### Information shown
====

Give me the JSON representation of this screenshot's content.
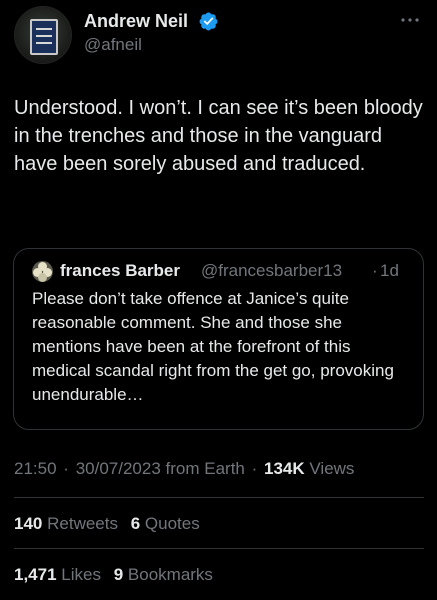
{
  "author": {
    "display_name": "Andrew Neil",
    "handle": "@afneil",
    "verified_icon": "verified-badge-icon",
    "avatar_icon": "sign-avatar"
  },
  "tweet": {
    "text": "Understood. I won’t. I can see it’s been bloody in the trenches and those in the vanguard have been sorely abused and traduced."
  },
  "quote": {
    "display_name": "frances Barber",
    "handle": "@francesbarber13",
    "separator": "·",
    "time": "1d",
    "text": "Please don’t take offence at Janice’s quite reasonable comment. She and those she mentions have been at the forefront of this medical scandal right from the get go, provoking unendurable…"
  },
  "meta": {
    "time": "21:50",
    "separator": "·",
    "date": "30/07/2023",
    "source": "from Earth",
    "views_count": "134K",
    "views_label": "Views"
  },
  "stats": {
    "retweets_count": "140",
    "retweets_label": "Retweets",
    "quotes_count": "6",
    "quotes_label": "Quotes",
    "likes_count": "1,471",
    "likes_label": "Likes",
    "bookmarks_count": "9",
    "bookmarks_label": "Bookmarks"
  },
  "colors": {
    "background": "#000000",
    "text_primary": "#e7e9ea",
    "text_secondary": "#71767b",
    "verified_blue": "#1d9bf0",
    "border": "#2f3336"
  }
}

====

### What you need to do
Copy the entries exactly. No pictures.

### Written answer
Give me the JSON representation of this screenshot's content.
{
  "author": {
    "display_name": "Andrew Neil",
    "handle": "@afneil",
    "verified_icon": "verified-badge-icon",
    "avatar_icon": "sign-avatar"
  },
  "tweet": {
    "text": "Understood. I won’t. I can see it’s been bloody in the trenches and those in the vanguard have been sorely abused and traduced."
  },
  "quote": {
    "display_name": "frances Barber",
    "handle": "@francesbarber13",
    "separator": "·",
    "time": "1d",
    "text": "Please don’t take offence at Janice’s quite reasonable comment. She and those she mentions have been at the forefront of this medical scandal right from the get go, provoking unendurable…"
  },
  "meta": {
    "time": "21:50",
    "separator": "·",
    "date": "30/07/2023",
    "source": "from Earth",
    "views_count": "134K",
    "views_label": "Views"
  },
  "stats": {
    "retweets_count": "140",
    "retweets_label": "Retweets",
    "quotes_count": "6",
    "quotes_label": "Quotes",
    "likes_count": "1,471",
    "likes_label": "Likes",
    "bookmarks_count": "9",
    "bookmarks_label": "Bookmarks"
  },
  "colors": {
    "background": "#000000",
    "text_primary": "#e7e9ea",
    "text_secondary": "#71767b",
    "verified_blue": "#1d9bf0",
    "border": "#2f3336"
  }
}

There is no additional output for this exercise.